It feels odd to be writing about VMworld 2018, in the week of AWS Re:invent. However, work and family schedules have meant that I’ve been focus on other things since I returned. Including preparing to leave my current role, having accepted a new challenge in the new year. More on that next month.
This year marked my third VMworld over the last decade, I’d previously attended events in San Francisco and Cannes. Unlike those previous events I self funded this visit and moreover the wife joined me for a well deserved holiday. The self funded experience allowed me to feel no guilt whatsoever in focusing much of my time connecting with members of the community rather than sessions. I also made a decision that I was not going to bring my laptop. This was to avoid the temptation of logging into work and also to try and remove a screen between myself and the sessions and any conversations.
As discussed in an earlier post the first day I gave over to design studios, which meant my VMworld got off to an excellent start. The design studio sessions where some of the best of the week. They perhaps flew a little under the radar to most, which was a good thing for me as I got to spend sometime with UX and product managers focused on delivering the next wave of innovation.

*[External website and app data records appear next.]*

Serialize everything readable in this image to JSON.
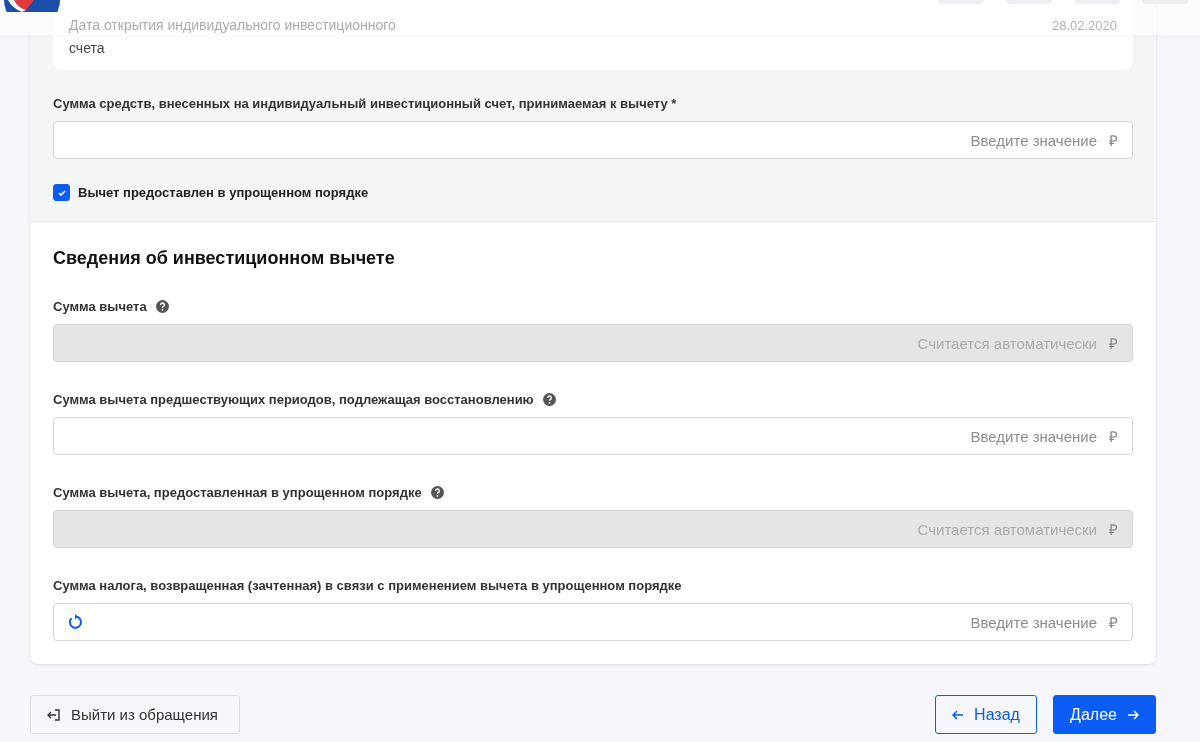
{
  "account_card": {
    "label": "Дата открытия индивидуального инвестиционного счета",
    "value": "28.02.2020"
  },
  "deposit_field": {
    "label": "Сумма средств, внесенных на индивидуальный инвестиционный счет, принимаемая к вычету *",
    "placeholder": "Введите значение",
    "currency": "₽"
  },
  "simplified_checkbox": {
    "label": "Вычет предоставлен в упрощенном порядке",
    "checked": true
  },
  "section": {
    "title": "Сведения об инвестиционном вычете",
    "fields": [
      {
        "label": "Сумма вычета",
        "help": true,
        "disabled": true,
        "reset": false,
        "placeholder": "Считается автоматически",
        "currency": "₽"
      },
      {
        "label": "Сумма вычета предшествующих периодов, подлежащая восстановлению",
        "help": true,
        "disabled": false,
        "reset": false,
        "placeholder": "Введите значение",
        "currency": "₽"
      },
      {
        "label": "Сумма вычета, предоставленная в упрощенном порядке",
        "help": true,
        "disabled": true,
        "reset": false,
        "placeholder": "Считается автоматически",
        "currency": "₽"
      },
      {
        "label": "Сумма налога, возвращенная (зачтенная) в связи с применением вычета в упрощенном порядке",
        "help": false,
        "disabled": false,
        "reset": true,
        "placeholder": "Введите значение",
        "currency": "₽"
      }
    ]
  },
  "footer": {
    "exit": "Выйти из обращения",
    "back": "Назад",
    "next": "Далее"
  }
}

Coming out of the keynotes, where announcements that reaffirm VMware’s strong position in the market and how that has translated to make them the partner of choice for c-loud service providers.
The extending of the relationship with AWS, creates a formidable partnership. Further strengthened through the AWS Outpost announcement from re:invent. At VMworld we where perhaps given a glimpse toward this announcement, with the introduction of AWS relational databases running from the private cloud on top of a VMware estate.
The VMware on AWS model is also something that the organisations are looking to further exploit. IT infrastructure takes time and energy away from the IT organisation, and IT organisation that many businesses would prefer spent time tackling digital transformation of services. Project Dimension will extend VMware Cloud to deliver SDDC infrastructure and hardware as-a-service to on-premises locations. Because this is will be a service, it means that VMware can take care of managing the infrastructure, troubleshooting issues, and performing patching and maintenance.
A cloud push was in full swing, so it was easy to miss an announcement that even 5 years ago would have been big news. VMware announced that vROPs is gaining support for IBM Power. Anything that can help to simplify and provide a holistic view of the data centre will always get my vote.
Highlights from the sessions included insight into the top ten automation requests, fireside chats with the VMware CIO team (despite there being no fire these were good!) and a brand building session with Joe Baguley and Amanda Blevins.
Like a fool I booked a VCAP Deploy exam for the Thursday morning, after VMworld Fest…. So a mad dash out of the event center to a testing center was required as the deploy exams cannot be offered onsite. I did however find myself sat next to @Kev_johnson for the exam, so at least I had someone to compare post test notes with!